 It began like a routine exploration venture …
Continue Reading Big Damages in a Texas Trade Secret Case

It is often a worthy strategy for the lessee to be aggressive with counterclaims against the lessor. Or how about we’re the Wehrmacht and the other guy is Poland.

Lessees should think twice about that strategy if it means complaining about the lessor’s public statements. In Lona Hills Ranch v. Creative Oil & Gas Operating LLC et al, that strategy ran afoul of the Texas Citizens Participation Act, Texas’s “anti-SLAPP” statute (“Strategic Lawsuits Against Public Participation”).

The TCPA authorizes dismissal of a legal action based on, relating to, or in response to a party’s exercise of the right of free speech, right to petition, or right of association.
Continue Reading Texas Anti-SLAPP Statute Stalls Lessee’s Counterclaim

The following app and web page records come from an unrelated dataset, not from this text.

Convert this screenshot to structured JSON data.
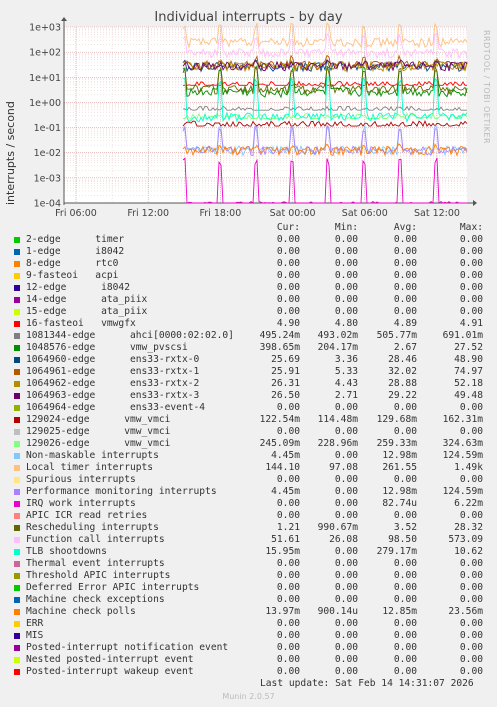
{
  "chart_data": {
    "type": "line",
    "title": "Individual interrupts - by day",
    "ylabel": "interrupts / second",
    "y_scale": "log",
    "ylim": [
      0.0001,
      1000
    ],
    "y_ticks": [
      "1e+03",
      "1e+02",
      "1e+01",
      "1e+00",
      "1e-01",
      "1e-02",
      "1e-03",
      "1e-04"
    ],
    "x_ticks": [
      "Fri 06:00",
      "Fri 12:00",
      "Fri 18:00",
      "Sat 00:00",
      "Sat 06:00",
      "Sat 12:00"
    ],
    "grid": true,
    "brand_text": "RRDTOOL / TOBI OETIKER",
    "columns": [
      "Cur:",
      "Min:",
      "Avg:",
      "Max:"
    ],
    "series": [
      {
        "name": "2-edge      timer",
        "color": "#00cc00",
        "cur": "0.00",
        "min": "0.00",
        "avg": "0.00",
        "max": "0.00"
      },
      {
        "name": "1-edge      i8042",
        "color": "#0066b3",
        "cur": "0.00",
        "min": "0.00",
        "avg": "0.00",
        "max": "0.00"
      },
      {
        "name": "8-edge      rtc0",
        "color": "#ff8000",
        "cur": "0.00",
        "min": "0.00",
        "avg": "0.00",
        "max": "0.00"
      },
      {
        "name": "9-fasteoi   acpi",
        "color": "#ffcc00",
        "cur": "0.00",
        "min": "0.00",
        "avg": "0.00",
        "max": "0.00"
      },
      {
        "name": "12-edge      i8042",
        "color": "#330099",
        "cur": "0.00",
        "min": "0.00",
        "avg": "0.00",
        "max": "0.00"
      },
      {
        "name": "14-edge      ata_piix",
        "color": "#990099",
        "cur": "0.00",
        "min": "0.00",
        "avg": "0.00",
        "max": "0.00"
      },
      {
        "name": "15-edge      ata_piix",
        "color": "#ccff00",
        "cur": "0.00",
        "min": "0.00",
        "avg": "0.00",
        "max": "0.00"
      },
      {
        "name": "16-fasteoi   vmwgfx",
        "color": "#ff0000",
        "cur": "4.90",
        "min": "4.80",
        "avg": "4.89",
        "max": "4.91"
      },
      {
        "name": "1081344-edge      ahci[0000:02:02.0]",
        "color": "#808080",
        "cur": "495.24m",
        "min": "493.02m",
        "avg": "505.77m",
        "max": "691.01m"
      },
      {
        "name": "1048576-edge      vmw_pvscsi",
        "color": "#008f00",
        "cur": "398.65m",
        "min": "204.17m",
        "avg": "2.67",
        "max": "27.52"
      },
      {
        "name": "1064960-edge      ens33-rxtx-0",
        "color": "#00487d",
        "cur": "25.69",
        "min": "3.36",
        "avg": "28.46",
        "max": "48.90"
      },
      {
        "name": "1064961-edge      ens33-rxtx-1",
        "color": "#b35a00",
        "cur": "25.91",
        "min": "5.33",
        "avg": "32.02",
        "max": "74.97"
      },
      {
        "name": "1064962-edge      ens33-rxtx-2",
        "color": "#b38f00",
        "cur": "26.31",
        "min": "4.43",
        "avg": "28.88",
        "max": "52.18"
      },
      {
        "name": "1064963-edge      ens33-rxtx-3",
        "color": "#6b006b",
        "cur": "26.50",
        "min": "2.71",
        "avg": "29.22",
        "max": "49.48"
      },
      {
        "name": "1064964-edge      ens33-event-4",
        "color": "#8fb300",
        "cur": "0.00",
        "min": "0.00",
        "avg": "0.00",
        "max": "0.00"
      },
      {
        "name": "129024-edge      vmw_vmci",
        "color": "#b30000",
        "cur": "122.54m",
        "min": "114.48m",
        "avg": "129.68m",
        "max": "162.31m"
      },
      {
        "name": "129025-edge      vmw_vmci",
        "color": "#bebebe",
        "cur": "0.00",
        "min": "0.00",
        "avg": "0.00",
        "max": "0.00"
      },
      {
        "name": "129026-edge      vmw_vmci",
        "color": "#80ff80",
        "cur": "245.09m",
        "min": "228.96m",
        "avg": "259.33m",
        "max": "324.63m"
      },
      {
        "name": "Non-maskable interrupts",
        "color": "#80c9ff",
        "cur": "4.45m",
        "min": "0.00",
        "avg": "12.98m",
        "max": "124.59m"
      },
      {
        "name": "Local timer interrupts",
        "color": "#ffc080",
        "cur": "144.10",
        "min": "97.08",
        "avg": "261.55",
        "max": "1.49k"
      },
      {
        "name": "Spurious interrupts",
        "color": "#ffe680",
        "cur": "0.00",
        "min": "0.00",
        "avg": "0.00",
        "max": "0.00"
      },
      {
        "name": "Performance monitoring interrupts",
        "color": "#aa80ff",
        "cur": "4.45m",
        "min": "0.00",
        "avg": "12.98m",
        "max": "124.59m"
      },
      {
        "name": "IRQ work interrupts",
        "color": "#ee00cc",
        "cur": "0.00",
        "min": "0.00",
        "avg": "82.74u",
        "max": "6.22m"
      },
      {
        "name": "APIC ICR read retries",
        "color": "#ff8080",
        "cur": "0.00",
        "min": "0.00",
        "avg": "0.00",
        "max": "0.00"
      },
      {
        "name": "Rescheduling interrupts",
        "color": "#666600",
        "cur": "1.21",
        "min": "990.67m",
        "avg": "3.52",
        "max": "28.32"
      },
      {
        "name": "Function call interrupts",
        "color": "#ffbfff",
        "cur": "51.61",
        "min": "26.08",
        "avg": "98.50",
        "max": "573.09"
      },
      {
        "name": "TLB shootdowns",
        "color": "#00ffcc",
        "cur": "15.95m",
        "min": "0.00",
        "avg": "279.17m",
        "max": "10.62"
      },
      {
        "name": "Thermal event interrupts",
        "color": "#cc6699",
        "cur": "0.00",
        "min": "0.00",
        "avg": "0.00",
        "max": "0.00"
      },
      {
        "name": "Threshold APIC interrupts",
        "color": "#999900",
        "cur": "0.00",
        "min": "0.00",
        "avg": "0.00",
        "max": "0.00"
      },
      {
        "name": "Deferred Error APIC interrupts",
        "color": "#00cc00",
        "cur": "0.00",
        "min": "0.00",
        "avg": "0.00",
        "max": "0.00"
      },
      {
        "name": "Machine check exceptions",
        "color": "#0066b3",
        "cur": "0.00",
        "min": "0.00",
        "avg": "0.00",
        "max": "0.00"
      },
      {
        "name": "Machine check polls",
        "color": "#ff8000",
        "cur": "13.97m",
        "min": "900.14u",
        "avg": "12.85m",
        "max": "23.56m"
      },
      {
        "name": "ERR",
        "color": "#ffcc00",
        "cur": "0.00",
        "min": "0.00",
        "avg": "0.00",
        "max": "0.00"
      },
      {
        "name": "MIS",
        "color": "#330099",
        "cur": "0.00",
        "min": "0.00",
        "avg": "0.00",
        "max": "0.00"
      },
      {
        "name": "Posted-interrupt notification event",
        "color": "#990099",
        "cur": "0.00",
        "min": "0.00",
        "avg": "0.00",
        "max": "0.00"
      },
      {
        "name": "Nested posted-interrupt event",
        "color": "#ccff00",
        "cur": "0.00",
        "min": "0.00",
        "avg": "0.00",
        "max": "0.00"
      },
      {
        "name": "Posted-interrupt wakeup event",
        "color": "#ff0000",
        "cur": "0.00",
        "min": "0.00",
        "avg": "0.00",
        "max": "0.00"
      }
    ],
    "last_update": "Last update: Sat Feb 14 14:31:07 2026",
    "footer": "Munin 2.0.57"
  }
}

Co-author Chance Decker

The Texas Supreme Court recently heard oral argument in three intriguing oil and gas cases.  Here’s what you need to know about two of them (We’ll address the third case soon).

Adams v. Murphy Exploration & Production Co. USA

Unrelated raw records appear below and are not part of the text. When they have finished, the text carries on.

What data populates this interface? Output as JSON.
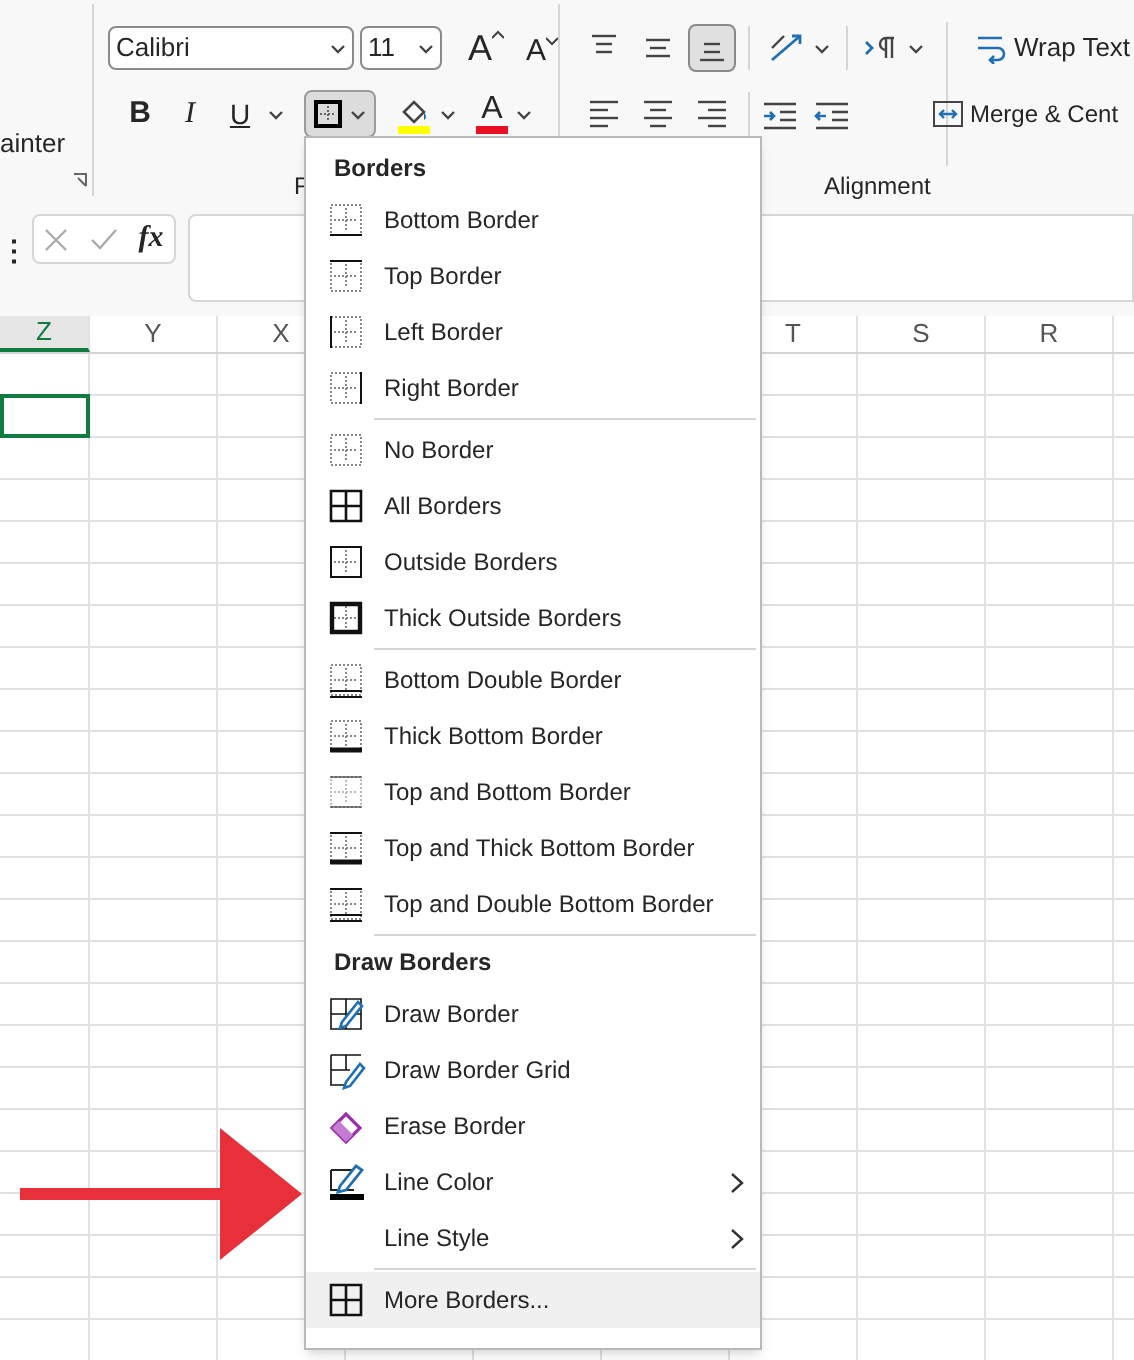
{
  "ribbon": {
    "clipboard_label": "ainter",
    "font": {
      "name": "Calibri",
      "size": "11",
      "grow": "A",
      "shrink": "A",
      "bold": "B",
      "italic": "I",
      "underline": "U",
      "font_color": "A",
      "borders_pressed": true,
      "label": "F"
    },
    "alignment": {
      "vertical": [
        {
          "kind": "top",
          "pressed": false
        },
        {
          "kind": "middle",
          "pressed": false
        },
        {
          "kind": "bottom",
          "pressed": true
        }
      ],
      "horizontal": [
        {
          "kind": "left",
          "pressed": false
        },
        {
          "kind": "center",
          "pressed": false
        },
        {
          "kind": "right",
          "pressed": false
        }
      ],
      "wrap_text": "Wrap Text",
      "merge": "Merge & Cent",
      "label": "Alignment"
    }
  },
  "formula_bar": {
    "more": "⋮",
    "function": "fx"
  },
  "columns_left": [
    {
      "name": "Z",
      "selected": true
    },
    {
      "name": "Y",
      "selected": false
    },
    {
      "name": "X",
      "selected": false
    }
  ],
  "columns_right": [
    {
      "name": "T",
      "selected": false
    },
    {
      "name": "S",
      "selected": false
    },
    {
      "name": "R",
      "selected": false
    }
  ],
  "menu": {
    "sections": [
      {
        "heading": "Borders",
        "items": [
          {
            "kind": "bottom",
            "label": "Bottom Border",
            "submenu": false,
            "highlighted": false
          },
          {
            "kind": "top",
            "label": "Top Border",
            "submenu": false,
            "highlighted": false
          },
          {
            "kind": "left",
            "label": "Left Border",
            "submenu": false,
            "highlighted": false
          },
          {
            "kind": "right",
            "label": "Right Border",
            "submenu": false,
            "highlighted": false
          }
        ]
      },
      {
        "items": [
          {
            "kind": "none",
            "label": "No Border",
            "submenu": false,
            "highlighted": false
          },
          {
            "kind": "all",
            "label": "All Borders",
            "submenu": false,
            "highlighted": false
          },
          {
            "kind": "outside",
            "label": "Outside Borders",
            "submenu": false,
            "highlighted": false
          },
          {
            "kind": "thick_outside",
            "label": "Thick Outside Borders",
            "submenu": false,
            "highlighted": false
          }
        ]
      },
      {
        "items": [
          {
            "kind": "bottom_double",
            "label": "Bottom Double Border",
            "submenu": false,
            "highlighted": false
          },
          {
            "kind": "thick_bottom",
            "label": "Thick Bottom Border",
            "submenu": false,
            "highlighted": false
          },
          {
            "kind": "top_bottom",
            "label": "Top and Bottom Border",
            "submenu": false,
            "highlighted": false
          },
          {
            "kind": "top_thick_bottom",
            "label": "Top and Thick Bottom Border",
            "submenu": false,
            "highlighted": false
          },
          {
            "kind": "top_double_bottom",
            "label": "Top and Double Bottom Border",
            "submenu": false,
            "highlighted": false
          }
        ]
      },
      {
        "heading": "Draw Borders",
        "items": [
          {
            "kind": "draw",
            "label": "Draw Border",
            "submenu": false,
            "highlighted": false
          },
          {
            "kind": "draw_grid",
            "label": "Draw Border Grid",
            "submenu": false,
            "highlighted": false
          },
          {
            "kind": "erase",
            "label": "Erase Border",
            "submenu": false,
            "highlighted": false
          },
          {
            "kind": "line_color",
            "label": "Line Color",
            "submenu": true,
            "highlighted": false
          },
          {
            "kind": "line_style",
            "label": "Line Style",
            "submenu": true,
            "highlighted": false
          }
        ]
      },
      {
        "items": [
          {
            "kind": "more",
            "label": "More Borders...",
            "submenu": false,
            "highlighted": true
          }
        ]
      }
    ]
  }
}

Did lessee Murphy comply with an offset-well clause that doesn’t state where the offset-well must be drilled?  When a well was drilled on an adjacent tract, Murphy drilled its offset-well more than 2,000 feet from the triggering well.
Continue Reading Opinions to Expect From the Texas Supreme Court

Welcome to the binary edition, where you have a choice: An informative and engaging stroll through the history of the oil and gas business in Texas, or a wonkish and also informative legal analysis.

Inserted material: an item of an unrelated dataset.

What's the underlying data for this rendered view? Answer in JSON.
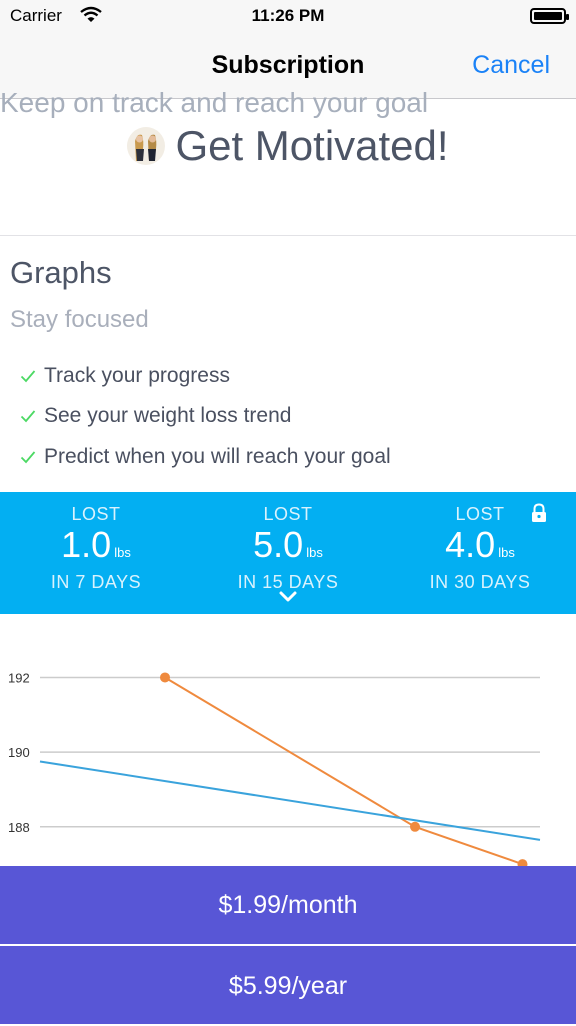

First, at the recent summer meeting of the Texas Independent Producers and Royalty Owners, TIPRO (and Drilling Info) president Allen Gilmer

too lateWhen must a neighbor sue for nuisance and trespass or else be barred by limitations? It’s a tricky question. In Town of Dish et al v. Atmos Energy et al, the Texas Supreme Court concluded that the claims were time-barred. The limitations train had left the station.

The rules

Here are factors considered by the court that govern when these cases must be brought:

  • Limitations runs two years from the time the claim accrues.
  • When a claim accrues (and the limitations clock begins to tick) is a question of law for Her Honor, not the jury.
  • Trespass and nuisance claims accrue once a “known injury begins.”
  • Normally, such claims don’t accrue when the source is under construction. However, once operations begin and interference occurs, the clock starts.
  • Once a claimant learns of a wrongful injury, limitations begins to run even if the claimant doesn’t yet know the specific cause of the injury, the party responsible, the extent, or the chances of avoiding it.
  • A claimant’s subjective belief as to the accrual date doesn’t matter. A nuisance is a condition causing unreasonable annoyance to persons of ordinary sensibilities. Its an objective test.


Continue Reading Limitations Runs on Nuisance Claims